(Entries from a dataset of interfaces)
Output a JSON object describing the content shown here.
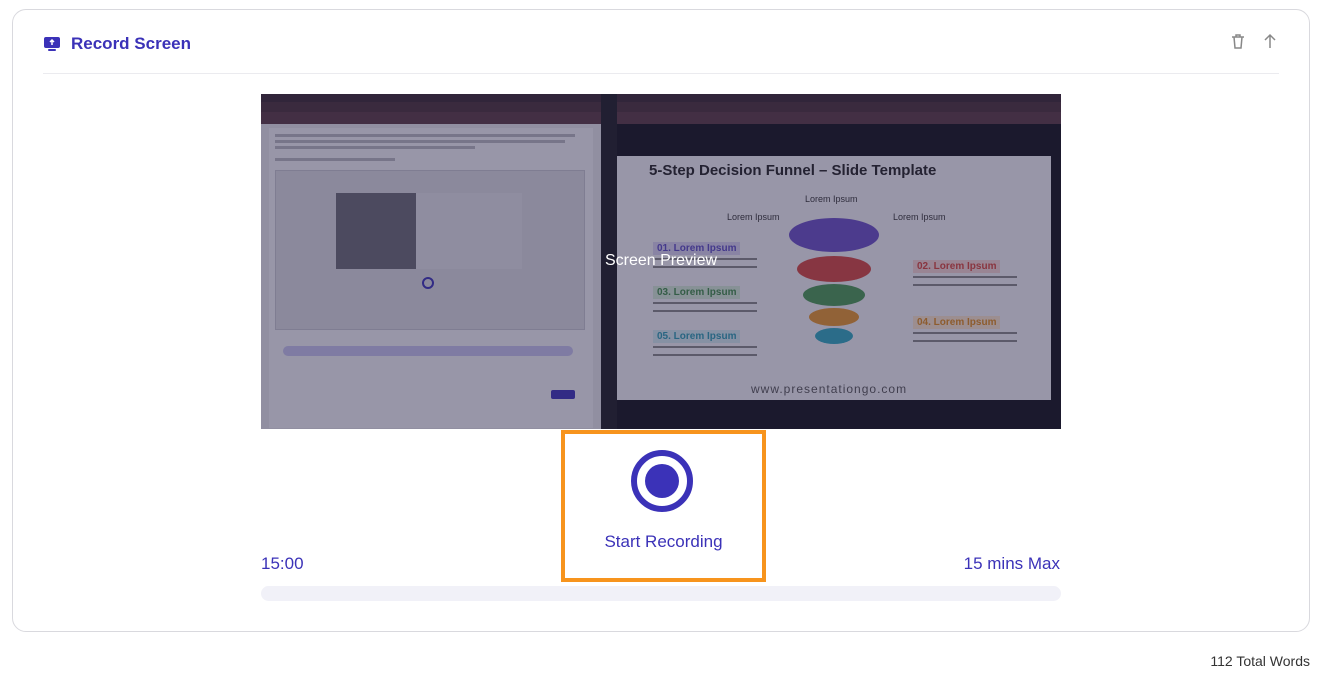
{
  "header": {
    "title": "Record Screen",
    "icon": "record-screen-icon"
  },
  "actions": {
    "delete_icon": "trash-icon",
    "move_up_icon": "arrow-up-icon"
  },
  "preview": {
    "label": "Screen Preview",
    "slide": {
      "title": "5-Step Decision Funnel – Slide Template",
      "top_label": "Lorem Ipsum",
      "left_label": "Lorem Ipsum",
      "right_label": "Lorem Ipsum",
      "cards": [
        "01. Lorem Ipsum",
        "02. Lorem Ipsum",
        "03. Lorem Ipsum",
        "04. Lorem Ipsum",
        "05. Lorem Ipsum"
      ],
      "steps": [
        "01",
        "02",
        "03",
        "04",
        "05"
      ],
      "site": "www.presentationgo.com"
    }
  },
  "record": {
    "label": "Start Recording"
  },
  "timer": "15:00",
  "max_label": "15 mins Max",
  "progress": 0,
  "footer": {
    "word_count": "112 Total Words"
  },
  "colors": {
    "accent": "#3b32b8",
    "highlight": "#f7941d"
  }
}
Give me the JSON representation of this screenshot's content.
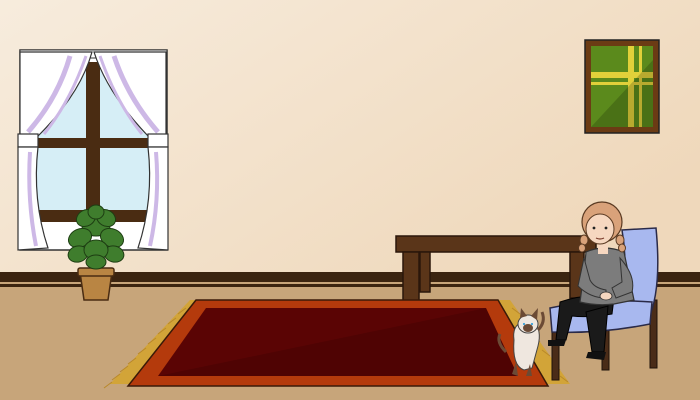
{
  "scene": {
    "palette": {
      "wall_light": "#f7ecdd",
      "wall_dark": "#efd8bb",
      "floor": "#c7a57a",
      "baseboard": "#3b2410",
      "window_frame": "#4a2c12",
      "glass": "#d6eef6",
      "curtain": "#ffffff",
      "curtain_shade": "#cdb8e6",
      "plant_leaf": "#3f7d2d",
      "pot": "#b98543",
      "painting_frame": "#6b3b14",
      "painting_green": "#5b8a1c",
      "painting_yellow": "#e1d03a",
      "table": "#5a3519",
      "rug_outer": "#b43a0c",
      "rug_inner": "#5a0404",
      "rug_fringe": "#d2a438",
      "chair": "#a8b8ef",
      "chair_legs": "#4a2c18",
      "hair": "#d9a27a",
      "skin": "#f6d7c0",
      "sweater": "#7c7c7c",
      "pants": "#1a1a1a",
      "cat_body": "#efe7df",
      "cat_points": "#6b4a35"
    },
    "icons": [
      "window",
      "curtains",
      "potted-plant",
      "painting",
      "table",
      "rug",
      "chair",
      "girl",
      "cat"
    ]
  }
}
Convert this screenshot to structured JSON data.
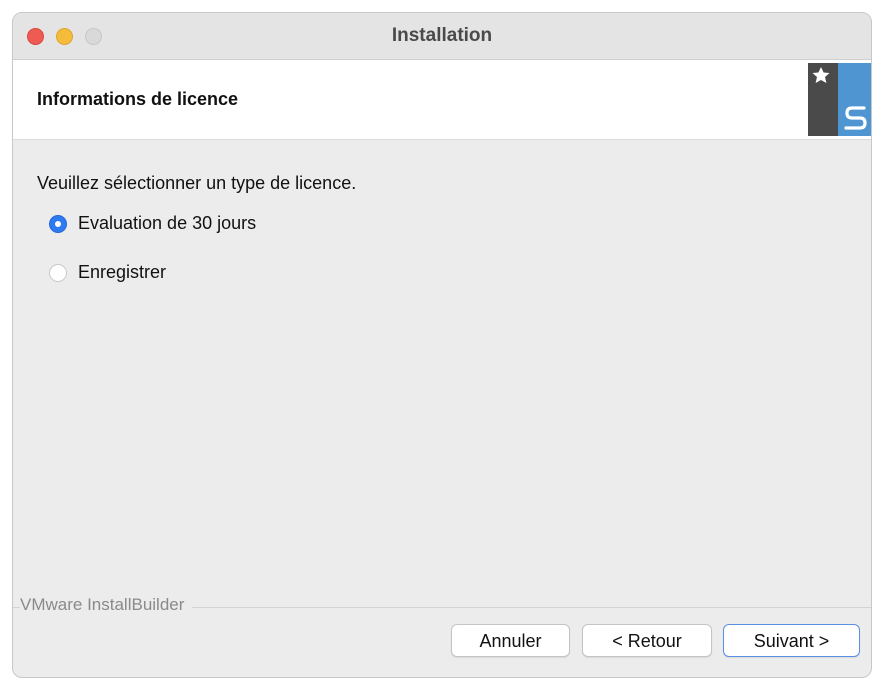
{
  "window": {
    "title": "Installation"
  },
  "header": {
    "title": "Informations de licence",
    "logo_icon": "installbuilder-logo-icon",
    "logo_colors": {
      "dark": "#4a4a4a",
      "blue": "#4f95d2"
    }
  },
  "content": {
    "instruction": "Veuillez sélectionner un type de licence.",
    "options": [
      {
        "label": "Evaluation de 30 jours",
        "selected": true
      },
      {
        "label": "Enregistrer",
        "selected": false
      }
    ]
  },
  "footer": {
    "brand": "VMware InstallBuilder",
    "buttons": {
      "cancel": "Annuler",
      "back": "< Retour",
      "next": "Suivant >"
    }
  },
  "colors": {
    "accent": "#2f7af1",
    "window_bg": "#ececec"
  }
}
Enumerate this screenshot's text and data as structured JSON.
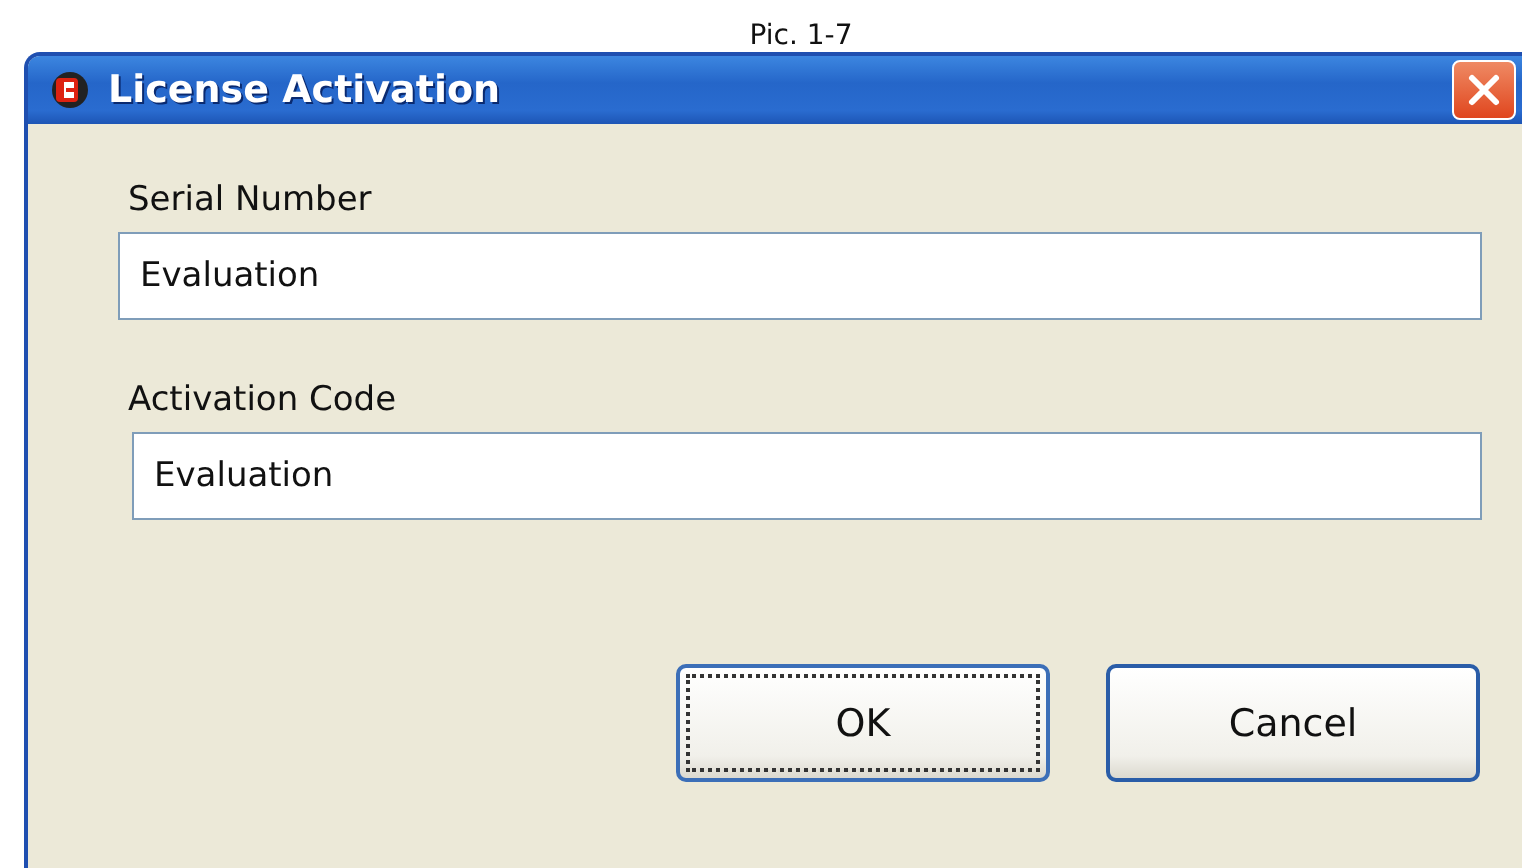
{
  "caption": "Pic. 1-7",
  "window": {
    "title": "License Activation"
  },
  "fields": [
    {
      "label": "Serial Number",
      "value": "Evaluation"
    },
    {
      "label": "Activation Code",
      "value": "Evaluation"
    }
  ],
  "buttons": [
    {
      "label": "OK",
      "focused": true
    },
    {
      "label": "Cancel",
      "focused": false
    }
  ]
}
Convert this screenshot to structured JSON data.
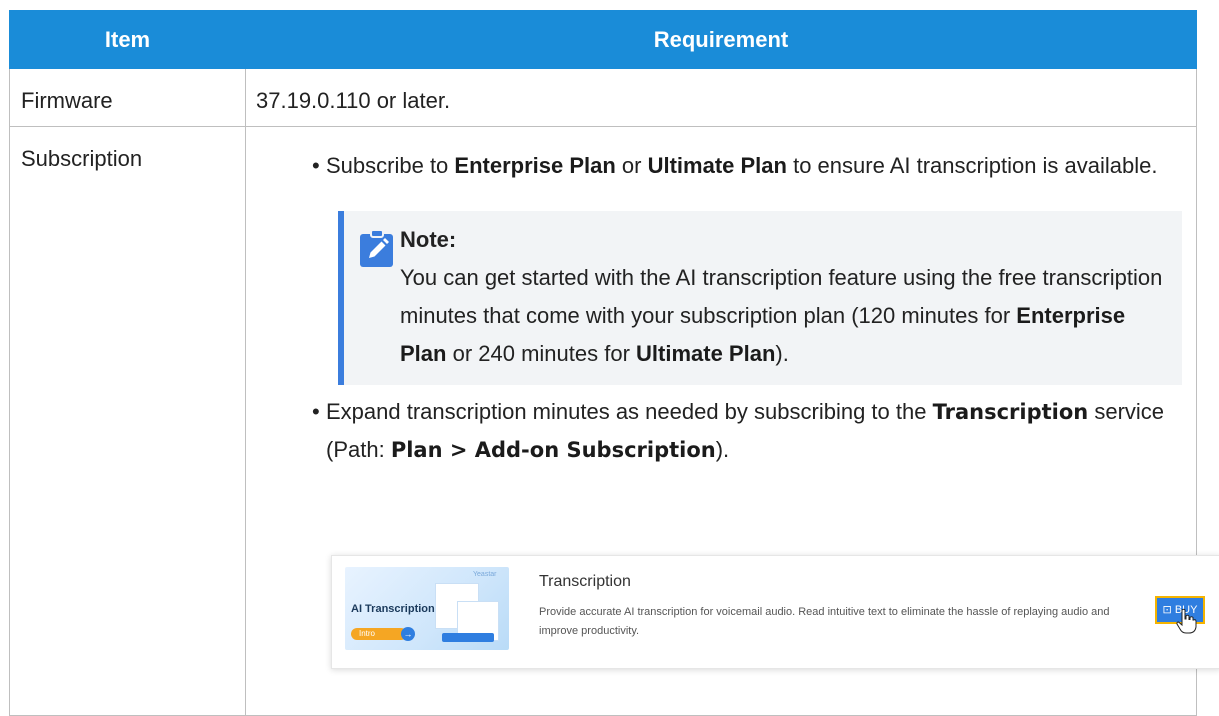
{
  "table": {
    "headers": [
      "Item",
      "Requirement"
    ],
    "rows": {
      "firmware": {
        "item": "Firmware",
        "value": "37.19.0.110 or later."
      },
      "subscription": {
        "item": "Subscription",
        "bullet1": {
          "pre": "Subscribe to ",
          "b1": "Enterprise Plan",
          "mid": " or ",
          "b2": "Ultimate Plan",
          "post": " to ensure AI transcription is available."
        },
        "note": {
          "title": "Note:",
          "pre": "You can get started with the AI transcription feature using the free transcription minutes that come with your subscription plan (120 minutes for ",
          "b1": "Enterprise Plan",
          "mid": " or 240 minutes for ",
          "b2": "Ultimate Plan",
          "post": ")."
        },
        "bullet2": {
          "pre": "Expand transcription minutes as needed by subscribing to the ",
          "b1": "Transcription",
          "mid": " service (Path: ",
          "b2": "Plan > Add-on Subscription",
          "post": ")."
        }
      }
    }
  },
  "card": {
    "thumb_brand": "Yeastar",
    "thumb_title": "AI Transcription",
    "thumb_pill": "Intro",
    "title": "Transcription",
    "description": "Provide accurate AI transcription for voicemail audio. Read intuitive text to eliminate the hassle of replaying audio and improve productivity.",
    "buy_label": "BUY"
  },
  "colors": {
    "header": "#1a8cd8",
    "note_bar": "#3b7ddd",
    "buy_button": "#2f7ee0",
    "buy_outline": "#f5b400"
  }
}
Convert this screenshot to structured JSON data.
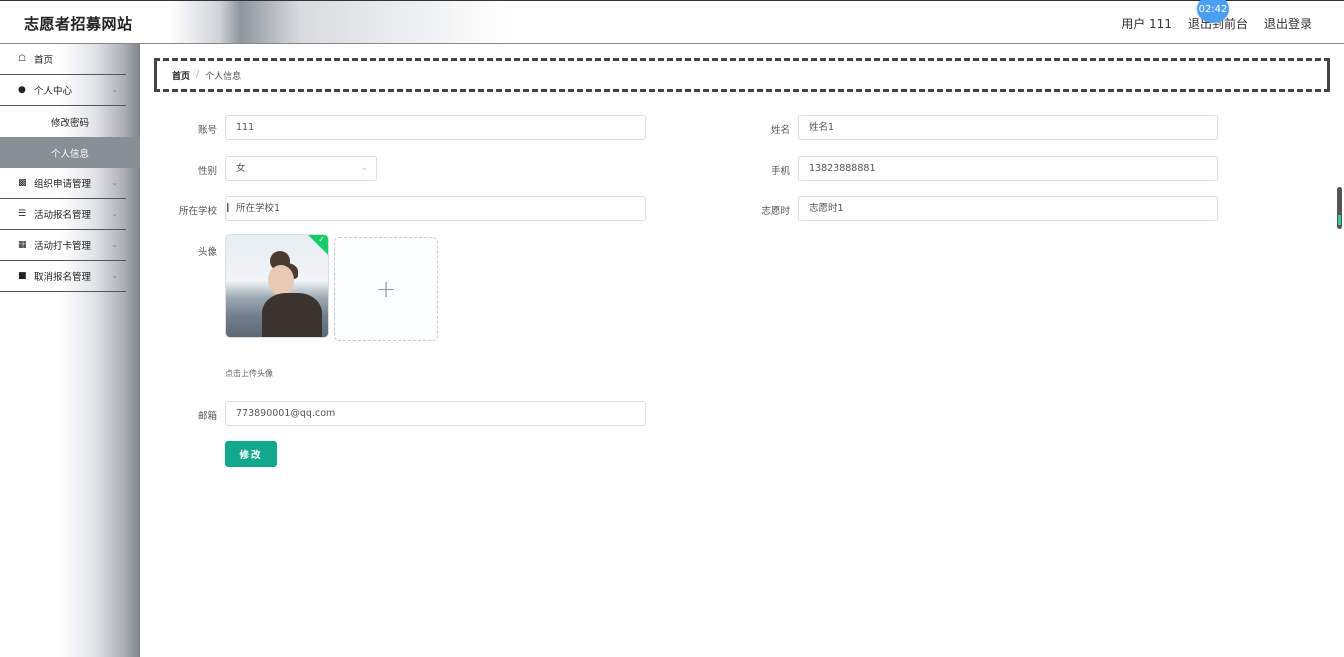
{
  "header": {
    "site_title": "志愿者招募网站",
    "user_label": "用户 111",
    "back_label": "退出到前台",
    "logout_label": "退出登录",
    "timer": "02:42"
  },
  "sidebar": {
    "items": [
      {
        "label": "首页",
        "icon": "home-icon"
      },
      {
        "label": "个人中心",
        "icon": "user-icon"
      },
      {
        "label": "组织申请管理",
        "icon": "chat-icon"
      },
      {
        "label": "活动报名管理",
        "icon": "list-icon"
      },
      {
        "label": "活动打卡管理",
        "icon": "grid-icon"
      },
      {
        "label": "取消报名管理",
        "icon": "chart-icon"
      }
    ],
    "submenu": [
      {
        "label": "修改密码"
      },
      {
        "label": "个人信息",
        "active": true
      }
    ]
  },
  "breadcrumb": {
    "home": "首页",
    "separator": "/",
    "current": "个人信息"
  },
  "form": {
    "account_label": "账号",
    "account_value": "111",
    "name_label": "姓名",
    "name_value": "姓名1",
    "gender_label": "性别",
    "gender_value": "女",
    "phone_label": "手机",
    "phone_value": "13823888881",
    "school_label": "所在学校",
    "school_value": "所在学校1",
    "volunteer_hours_label": "志愿时",
    "volunteer_hours_value": "志愿时1",
    "avatar_label": "头像",
    "upload_tip": "点击上传头像",
    "email_label": "邮箱",
    "email_value": "773890001@qq.com",
    "submit_label": "修改"
  },
  "colors": {
    "accent": "#11a88d",
    "success": "#13ce66",
    "timer_badge": "#4a9ff5"
  }
}
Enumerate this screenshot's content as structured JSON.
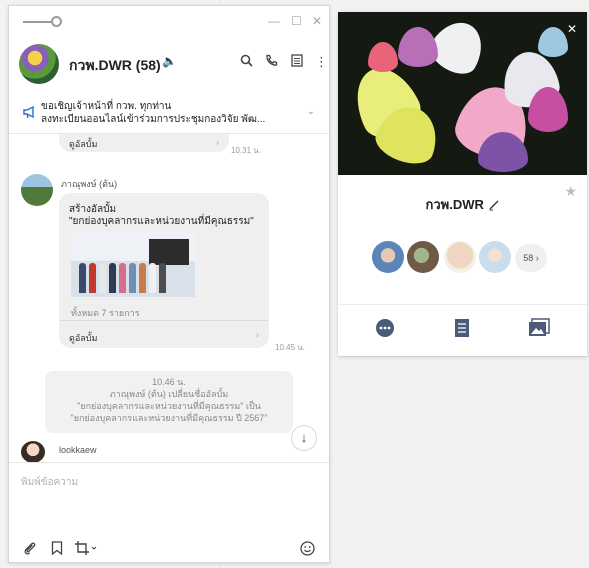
{
  "chat": {
    "room_name": "กวพ.DWR (58)",
    "announcement": {
      "line1": "ขอเชิญเจ้าหน้าที่ กวพ. ทุกท่าน",
      "line2": "ลงทะเบียนออนไลน์เข้าร่วมการประชุมกองวิจัย พัฒ..."
    },
    "messages": [
      {
        "type": "album_tail",
        "album_label": "ดูอัลบั้ม",
        "time": "10.31 น."
      },
      {
        "type": "album",
        "sender": "ภาณุพงษ์ (ต้น)",
        "line1": "สร้างอัลบั้ม",
        "line2": "\"ยกย่องบุคลากรและหน่วยงานที่มีคุณธรรม\"",
        "count": "ทั้งหมด 7 รายการ",
        "album_label": "ดูอัลบั้ม",
        "time": "10.45 น."
      },
      {
        "type": "system",
        "lines": [
          "10.46 น.",
          "ภาณุพงษ์ (ต้น) เปลี่ยนชื่ออัลบั้ม",
          "\"ยกย่องบุคลากรและหน่วยงานที่มีคุณธรรม\" เป็น",
          "\"ยกย่องบุคลากรและหน่วยงานที่มีคุณธรรม ปี 2567\""
        ]
      },
      {
        "type": "typing",
        "sender": "lookkaew"
      }
    ],
    "input_placeholder": "พิมพ์ข้อความ"
  },
  "profile": {
    "name": "กวพ.DWR",
    "member_count": "58 ›"
  },
  "colors": {
    "accent": "#2a6fdc",
    "icon_blue": "#4b5b7a"
  }
}
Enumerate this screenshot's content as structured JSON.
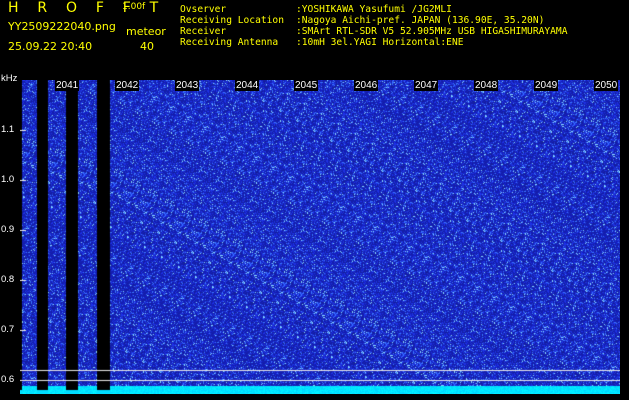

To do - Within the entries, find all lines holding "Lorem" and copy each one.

Final answer -
      "top_label": "Lorem Ipsum",
      "left_label": "Lorem Ipsum",
      "right_label": "Lorem Ipsum",
        "01. Lorem Ipsum",
        "02. Lorem Ipsum",
        "03. Lorem Ipsum",
        "04. Lorem Ipsum",
        "05. Lorem Ipsum"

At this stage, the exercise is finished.